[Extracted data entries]
--------------------------------

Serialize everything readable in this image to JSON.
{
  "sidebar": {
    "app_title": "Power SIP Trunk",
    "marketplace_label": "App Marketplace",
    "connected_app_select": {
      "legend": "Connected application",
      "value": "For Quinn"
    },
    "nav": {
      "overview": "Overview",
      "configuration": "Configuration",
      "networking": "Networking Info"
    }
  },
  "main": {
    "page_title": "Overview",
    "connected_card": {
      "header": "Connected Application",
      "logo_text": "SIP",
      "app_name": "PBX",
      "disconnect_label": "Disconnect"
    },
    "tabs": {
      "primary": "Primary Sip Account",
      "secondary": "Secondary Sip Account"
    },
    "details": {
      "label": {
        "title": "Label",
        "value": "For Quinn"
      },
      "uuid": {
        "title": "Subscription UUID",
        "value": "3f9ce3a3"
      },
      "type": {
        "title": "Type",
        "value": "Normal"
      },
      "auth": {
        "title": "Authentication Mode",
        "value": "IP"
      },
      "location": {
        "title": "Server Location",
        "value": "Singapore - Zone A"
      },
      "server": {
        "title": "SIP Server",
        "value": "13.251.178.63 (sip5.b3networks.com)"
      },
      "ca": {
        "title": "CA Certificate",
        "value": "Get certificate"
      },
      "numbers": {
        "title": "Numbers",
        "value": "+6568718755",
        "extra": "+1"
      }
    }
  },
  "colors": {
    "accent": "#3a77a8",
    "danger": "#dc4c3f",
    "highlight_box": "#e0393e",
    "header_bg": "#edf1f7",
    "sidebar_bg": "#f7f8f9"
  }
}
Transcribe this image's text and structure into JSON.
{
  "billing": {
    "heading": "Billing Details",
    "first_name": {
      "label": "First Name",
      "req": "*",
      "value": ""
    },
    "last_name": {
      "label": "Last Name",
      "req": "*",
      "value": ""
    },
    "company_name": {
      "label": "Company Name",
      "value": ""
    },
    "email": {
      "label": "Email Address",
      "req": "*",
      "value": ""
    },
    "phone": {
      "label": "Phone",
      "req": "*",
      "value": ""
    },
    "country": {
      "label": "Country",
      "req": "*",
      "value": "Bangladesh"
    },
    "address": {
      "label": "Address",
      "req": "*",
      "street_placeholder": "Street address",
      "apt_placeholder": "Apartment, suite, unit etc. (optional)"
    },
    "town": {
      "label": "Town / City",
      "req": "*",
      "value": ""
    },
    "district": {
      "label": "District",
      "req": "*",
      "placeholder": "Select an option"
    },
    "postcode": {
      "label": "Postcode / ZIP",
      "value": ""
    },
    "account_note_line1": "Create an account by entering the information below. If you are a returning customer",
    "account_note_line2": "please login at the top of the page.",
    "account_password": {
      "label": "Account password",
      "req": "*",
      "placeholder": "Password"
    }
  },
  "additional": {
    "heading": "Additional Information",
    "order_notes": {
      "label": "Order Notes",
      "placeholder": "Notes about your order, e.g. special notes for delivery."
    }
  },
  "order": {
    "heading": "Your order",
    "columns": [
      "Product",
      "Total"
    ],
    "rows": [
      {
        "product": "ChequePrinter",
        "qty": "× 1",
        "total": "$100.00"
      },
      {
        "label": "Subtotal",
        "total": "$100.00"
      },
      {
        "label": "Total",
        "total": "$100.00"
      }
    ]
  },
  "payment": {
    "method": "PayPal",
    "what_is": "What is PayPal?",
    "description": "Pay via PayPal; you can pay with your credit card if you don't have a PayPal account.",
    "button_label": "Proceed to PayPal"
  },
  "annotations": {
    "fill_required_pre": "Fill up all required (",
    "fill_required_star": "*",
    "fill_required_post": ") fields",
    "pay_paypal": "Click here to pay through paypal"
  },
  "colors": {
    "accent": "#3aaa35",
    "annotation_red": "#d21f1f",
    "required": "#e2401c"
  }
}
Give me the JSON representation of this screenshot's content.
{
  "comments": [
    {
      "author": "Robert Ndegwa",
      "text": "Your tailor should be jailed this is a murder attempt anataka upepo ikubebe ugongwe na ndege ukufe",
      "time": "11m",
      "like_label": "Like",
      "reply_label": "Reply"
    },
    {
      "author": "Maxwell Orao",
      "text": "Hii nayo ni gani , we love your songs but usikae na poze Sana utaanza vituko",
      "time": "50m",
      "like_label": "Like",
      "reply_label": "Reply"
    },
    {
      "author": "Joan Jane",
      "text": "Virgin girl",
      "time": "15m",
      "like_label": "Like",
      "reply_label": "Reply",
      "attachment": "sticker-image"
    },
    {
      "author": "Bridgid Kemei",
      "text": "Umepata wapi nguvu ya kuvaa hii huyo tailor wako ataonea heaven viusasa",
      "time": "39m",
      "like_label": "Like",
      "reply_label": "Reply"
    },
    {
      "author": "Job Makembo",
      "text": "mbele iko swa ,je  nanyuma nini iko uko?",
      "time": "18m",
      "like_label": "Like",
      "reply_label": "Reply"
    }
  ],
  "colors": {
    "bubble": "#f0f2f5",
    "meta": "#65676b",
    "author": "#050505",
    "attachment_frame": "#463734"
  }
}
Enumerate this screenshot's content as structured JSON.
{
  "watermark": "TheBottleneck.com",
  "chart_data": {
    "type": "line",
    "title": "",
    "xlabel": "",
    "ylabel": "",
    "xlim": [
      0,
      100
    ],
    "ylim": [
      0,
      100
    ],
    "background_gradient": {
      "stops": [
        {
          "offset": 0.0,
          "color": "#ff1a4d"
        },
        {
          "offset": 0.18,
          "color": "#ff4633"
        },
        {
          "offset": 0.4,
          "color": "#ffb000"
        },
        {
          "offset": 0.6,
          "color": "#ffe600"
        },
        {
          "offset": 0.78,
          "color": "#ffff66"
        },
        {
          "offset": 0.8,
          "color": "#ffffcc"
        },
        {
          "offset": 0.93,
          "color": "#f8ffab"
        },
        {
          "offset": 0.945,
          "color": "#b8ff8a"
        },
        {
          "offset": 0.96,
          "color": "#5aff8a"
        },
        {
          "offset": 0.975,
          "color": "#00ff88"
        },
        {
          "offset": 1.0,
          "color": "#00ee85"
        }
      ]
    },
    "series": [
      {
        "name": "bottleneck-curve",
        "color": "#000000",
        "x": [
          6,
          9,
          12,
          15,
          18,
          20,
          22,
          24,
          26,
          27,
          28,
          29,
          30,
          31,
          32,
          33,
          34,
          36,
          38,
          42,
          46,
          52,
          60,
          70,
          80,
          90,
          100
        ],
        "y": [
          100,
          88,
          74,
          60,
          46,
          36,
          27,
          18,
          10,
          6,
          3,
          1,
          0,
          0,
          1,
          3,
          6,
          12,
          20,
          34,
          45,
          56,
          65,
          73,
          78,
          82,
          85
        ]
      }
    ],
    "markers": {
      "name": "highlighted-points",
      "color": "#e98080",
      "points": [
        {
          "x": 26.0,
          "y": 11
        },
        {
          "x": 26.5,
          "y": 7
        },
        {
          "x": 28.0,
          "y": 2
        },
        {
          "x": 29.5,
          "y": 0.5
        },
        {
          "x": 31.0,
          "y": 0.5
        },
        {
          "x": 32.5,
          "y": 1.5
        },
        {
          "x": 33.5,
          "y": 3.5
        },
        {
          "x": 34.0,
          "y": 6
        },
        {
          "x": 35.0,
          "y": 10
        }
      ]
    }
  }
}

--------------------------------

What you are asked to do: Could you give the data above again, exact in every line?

Output of the exercise:
Serialize everything readable in this image to JSON.
{
  "sidebar": {
    "app_title": "Power SIP Trunk",
    "marketplace_label": "App Marketplace",
    "connected_app_select": {
      "legend": "Connected application",
      "value": "For Quinn"
    },
    "nav": {
      "overview": "Overview",
      "configuration": "Configuration",
      "networking": "Networking Info"
    }
  },
  "main": {
    "page_title": "Overview",
    "connected_card": {
      "header": "Connected Application",
      "logo_text": "SIP",
      "app_name": "PBX",
      "disconnect_label": "Disconnect"
    },
    "tabs": {
      "primary": "Primary Sip Account",
      "secondary": "Secondary Sip Account"
    },
    "details": {
      "label": {
        "title": "Label",
        "value": "For Quinn"
      },
      "uuid": {
        "title": "Subscription UUID",
        "value": "3f9ce3a3"
      },
      "type": {
        "title": "Type",
        "value": "Normal"
      },
      "auth": {
        "title": "Authentication Mode",
        "value": "IP"
      },
      "location": {
        "title": "Server Location",
        "value": "Singapore - Zone A"
      },
      "server": {
        "title": "SIP Server",
        "value": "13.251.178.63 (sip5.b3networks.com)"
      },
      "ca": {
        "title": "CA Certificate",
        "value": "Get certificate"
      },
      "numbers": {
        "title": "Numbers",
        "value": "+6568718755",
        "extra": "+1"
      }
    }
  },
  "colors": {
    "accent": "#3a77a8",
    "danger": "#dc4c3f",
    "highlight_box": "#e0393e",
    "header_bg": "#edf1f7",
    "sidebar_bg": "#f7f8f9"
  }
}
Transcribe this image's text and structure into JSON.
{
  "billing": {
    "heading": "Billing Details",
    "first_name": {
      "label": "First Name",
      "req": "*",
      "value": ""
    },
    "last_name": {
      "label": "Last Name",
      "req": "*",
      "value": ""
    },
    "company_name": {
      "label": "Company Name",
      "value": ""
    },
    "email": {
      "label": "Email Address",
      "req": "*",
      "value": ""
    },
    "phone": {
      "label": "Phone",
      "req": "*",
      "value": ""
    },
    "country": {
      "label": "Country",
      "req": "*",
      "value": "Bangladesh"
    },
    "address": {
      "label": "Address",
      "req": "*",
      "street_placeholder": "Street address",
      "apt_placeholder": "Apartment, suite, unit etc. (optional)"
    },
    "town": {
      "label": "Town / City",
      "req": "*",
      "value": ""
    },
    "district": {
      "label": "District",
      "req": "*",
      "placeholder": "Select an option"
    },
    "postcode": {
      "label": "Postcode / ZIP",
      "value": ""
    },
    "account_note_line1": "Create an account by entering the information below. If you are a returning customer",
    "account_note_line2": "please login at the top of the page.",
    "account_password": {
      "label": "Account password",
      "req": "*",
      "placeholder": "Password"
    }
  },
  "additional": {
    "heading": "Additional Information",
    "order_notes": {
      "label": "Order Notes",
      "placeholder": "Notes about your order, e.g. special notes for delivery."
    }
  },
  "order": {
    "heading": "Your order",
    "columns": [
      "Product",
      "Total"
    ],
    "rows": [
      {
        "product": "ChequePrinter",
        "qty": "× 1",
        "total": "$100.00"
      },
      {
        "label": "Subtotal",
        "total": "$100.00"
      },
      {
        "label": "Total",
        "total": "$100.00"
      }
    ]
  },
  "payment": {
    "method": "PayPal",
    "what_is": "What is PayPal?",
    "description": "Pay via PayPal; you can pay with your credit card if you don't have a PayPal account.",
    "button_label": "Proceed to PayPal"
  },
  "annotations": {
    "fill_required_pre": "Fill up all required (",
    "fill_required_star": "*",
    "fill_required_post": ") fields",
    "pay_paypal": "Click here to pay through paypal"
  },
  "colors": {
    "accent": "#3aaa35",
    "annotation_red": "#d21f1f",
    "required": "#e2401c"
  }
}
Give me the JSON representation of this screenshot's content.
{
  "comments": [
    {
      "author": "Robert Ndegwa",
      "text": "Your tailor should be jailed this is a murder attempt anataka upepo ikubebe ugongwe na ndege ukufe",
      "time": "11m",
      "like_label": "Like",
      "reply_label": "Reply"
    },
    {
      "author": "Maxwell Orao",
      "text": "Hii nayo ni gani , we love your songs but usikae na poze Sana utaanza vituko",
      "time": "50m",
      "like_label": "Like",
      "reply_label": "Reply"
    },
    {
      "author": "Joan Jane",
      "text": "Virgin girl",
      "time": "15m",
      "like_label": "Like",
      "reply_label": "Reply",
      "attachment": "sticker-image"
    },
    {
      "author": "Bridgid Kemei",
      "text": "Umepata wapi nguvu ya kuvaa hii huyo tailor wako ataonea heaven viusasa",
      "time": "39m",
      "like_label": "Like",
      "reply_label": "Reply"
    },
    {
      "author": "Job Makembo",
      "text": "mbele iko swa ,je  nanyuma nini iko uko?",
      "time": "18m",
      "like_label": "Like",
      "reply_label": "Reply"
    }
  ],
  "colors": {
    "bubble": "#f0f2f5",
    "meta": "#65676b",
    "author": "#050505",
    "attachment_frame": "#463734"
  }
}
Enumerate this screenshot's content as structured JSON.
{
  "watermark": "TheBottleneck.com",
  "chart_data": {
    "type": "line",
    "title": "",
    "xlabel": "",
    "ylabel": "",
    "xlim": [
      0,
      100
    ],
    "ylim": [
      0,
      100
    ],
    "background_gradient": {
      "stops": [
        {
          "offset": 0.0,
          "color": "#ff1a4d"
        },
        {
          "offset": 0.18,
          "color": "#ff4633"
        },
        {
          "offset": 0.4,
          "color": "#ffb000"
        },
        {
          "offset": 0.6,
          "color": "#ffe600"
        },
        {
          "offset": 0.78,
          "color": "#ffff66"
        },
        {
          "offset": 0.8,
          "color": "#ffffcc"
        },
        {
          "offset": 0.93,
          "color": "#f8ffab"
        },
        {
          "offset": 0.945,
          "color": "#b8ff8a"
        },
        {
          "offset": 0.96,
          "color": "#5aff8a"
        },
        {
          "offset": 0.975,
          "color": "#00ff88"
        },
        {
          "offset": 1.0,
          "color": "#00ee85"
        }
      ]
    },
    "series": [
      {
        "name": "bottleneck-curve",
        "color": "#000000",
        "x": [
          6,
          9,
          12,
          15,
          18,
          20,
          22,
          24,
          26,
          27,
          28,
          29,
          30,
          31,
          32,
          33,
          34,
          36,
          38,
          42,
          46,
          52,
          60,
          70,
          80,
          90,
          100
        ],
        "y": [
          100,
          88,
          74,
          60,
          46,
          36,
          27,
          18,
          10,
          6,
          3,
          1,
          0,
          0,
          1,
          3,
          6,
          12,
          20,
          34,
          45,
          56,
          65,
          73,
          78,
          82,
          85
        ]
      }
    ],
    "markers": {
      "name": "highlighted-points",
      "color": "#e98080",
      "points": [
        {
          "x": 26.0,
          "y": 11
        },
        {
          "x": 26.5,
          "y": 7
        },
        {
          "x": 28.0,
          "y": 2
        },
        {
          "x": 29.5,
          "y": 0.5
        },
        {
          "x": 31.0,
          "y": 0.5
        },
        {
          "x": 32.5,
          "y": 1.5
        },
        {
          "x": 33.5,
          "y": 3.5
        },
        {
          "x": 34.0,
          "y": 6
        },
        {
          "x": 35.0,
          "y": 10
        }
      ]
    }
  }
}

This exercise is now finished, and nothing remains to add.